- What needs to be done: A verbatim copy of the records below, pictures omitted, is the task.

- Supplied records:
/---
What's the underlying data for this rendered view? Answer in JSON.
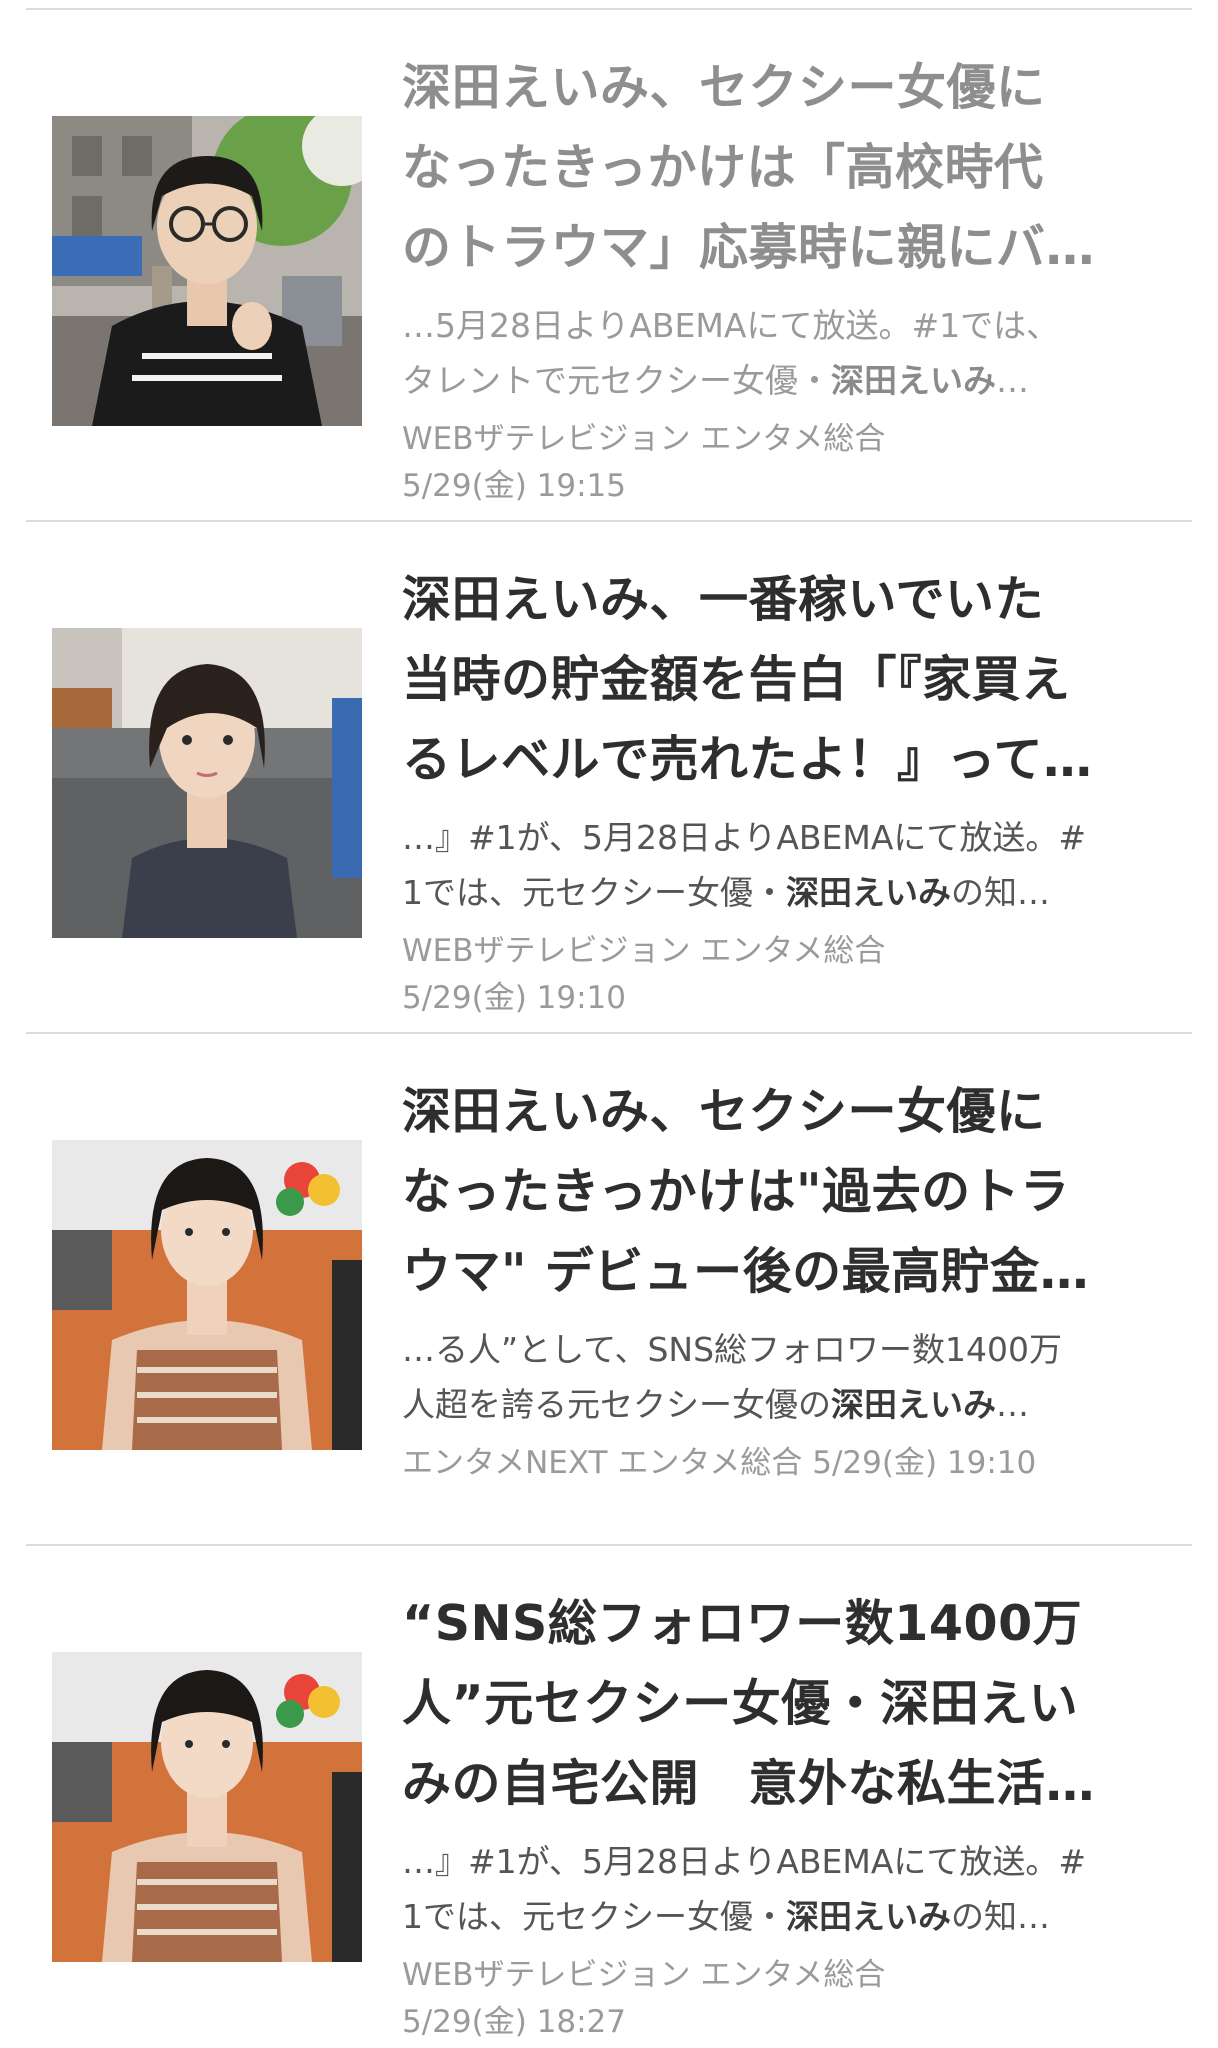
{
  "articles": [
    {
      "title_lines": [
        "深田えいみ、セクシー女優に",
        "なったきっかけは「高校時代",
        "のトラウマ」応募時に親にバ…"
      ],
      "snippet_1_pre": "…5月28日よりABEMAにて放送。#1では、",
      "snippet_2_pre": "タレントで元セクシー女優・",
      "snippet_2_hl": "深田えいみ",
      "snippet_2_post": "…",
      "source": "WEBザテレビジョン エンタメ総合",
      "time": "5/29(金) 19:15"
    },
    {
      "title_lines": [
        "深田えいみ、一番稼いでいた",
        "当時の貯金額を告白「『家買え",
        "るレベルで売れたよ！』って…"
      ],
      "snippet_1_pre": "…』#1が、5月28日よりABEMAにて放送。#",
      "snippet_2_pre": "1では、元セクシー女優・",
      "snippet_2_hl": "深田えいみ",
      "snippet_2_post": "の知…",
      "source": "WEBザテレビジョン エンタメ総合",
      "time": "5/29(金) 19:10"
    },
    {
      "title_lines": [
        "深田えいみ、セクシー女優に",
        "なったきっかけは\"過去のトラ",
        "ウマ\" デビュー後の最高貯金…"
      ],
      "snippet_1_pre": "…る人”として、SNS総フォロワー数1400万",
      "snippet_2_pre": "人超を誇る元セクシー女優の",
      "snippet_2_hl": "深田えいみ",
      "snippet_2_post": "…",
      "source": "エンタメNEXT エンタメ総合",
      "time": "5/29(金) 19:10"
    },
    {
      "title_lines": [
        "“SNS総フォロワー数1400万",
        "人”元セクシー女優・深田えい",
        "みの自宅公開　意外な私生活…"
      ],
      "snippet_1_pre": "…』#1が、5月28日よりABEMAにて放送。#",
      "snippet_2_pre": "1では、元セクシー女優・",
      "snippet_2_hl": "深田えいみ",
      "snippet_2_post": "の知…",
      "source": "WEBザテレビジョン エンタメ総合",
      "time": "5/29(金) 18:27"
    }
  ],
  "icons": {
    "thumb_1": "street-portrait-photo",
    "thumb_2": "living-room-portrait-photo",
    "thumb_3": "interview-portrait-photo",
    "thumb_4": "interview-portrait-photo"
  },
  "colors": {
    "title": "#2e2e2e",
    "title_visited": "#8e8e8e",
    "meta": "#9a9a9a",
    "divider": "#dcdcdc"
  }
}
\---
- Response for this exercise:
What's the underlying data for this rendered view? Answer in JSON.
{
  "articles": [
    {
      "title_lines": [
        "深田えいみ、セクシー女優に",
        "なったきっかけは「高校時代",
        "のトラウマ」応募時に親にバ…"
      ],
      "snippet_1_pre": "…5月28日よりABEMAにて放送。#1では、",
      "snippet_2_pre": "タレントで元セクシー女優・",
      "snippet_2_hl": "深田えいみ",
      "snippet_2_post": "…",
      "source": "WEBザテレビジョン エンタメ総合",
      "time": "5/29(金) 19:15"
    },
    {
      "title_lines": [
        "深田えいみ、一番稼いでいた",
        "当時の貯金額を告白「『家買え",
        "るレベルで売れたよ！』って…"
      ],
      "snippet_1_pre": "…』#1が、5月28日よりABEMAにて放送。#",
      "snippet_2_pre": "1では、元セクシー女優・",
      "snippet_2_hl": "深田えいみ",
      "snippet_2_post": "の知…",
      "source": "WEBザテレビジョン エンタメ総合",
      "time": "5/29(金) 19:10"
    },
    {
      "title_lines": [
        "深田えいみ、セクシー女優に",
        "なったきっかけは\"過去のトラ",
        "ウマ\" デビュー後の最高貯金…"
      ],
      "snippet_1_pre": "…る人”として、SNS総フォロワー数1400万",
      "snippet_2_pre": "人超を誇る元セクシー女優の",
      "snippet_2_hl": "深田えいみ",
      "snippet_2_post": "…",
      "source": "エンタメNEXT エンタメ総合",
      "time": "5/29(金) 19:10"
    },
    {
      "title_lines": [
        "“SNS総フォロワー数1400万",
        "人”元セクシー女優・深田えい",
        "みの自宅公開　意外な私生活…"
      ],
      "snippet_1_pre": "…』#1が、5月28日よりABEMAにて放送。#",
      "snippet_2_pre": "1では、元セクシー女優・",
      "snippet_2_hl": "深田えいみ",
      "snippet_2_post": "の知…",
      "source": "WEBザテレビジョン エンタメ総合",
      "time": "5/29(金) 18:27"
    }
  ],
  "icons": {
    "thumb_1": "street-portrait-photo",
    "thumb_2": "living-room-portrait-photo",
    "thumb_3": "interview-portrait-photo",
    "thumb_4": "interview-portrait-photo"
  },
  "colors": {
    "title": "#2e2e2e",
    "title_visited": "#8e8e8e",
    "meta": "#9a9a9a",
    "divider": "#dcdcdc"
  }
}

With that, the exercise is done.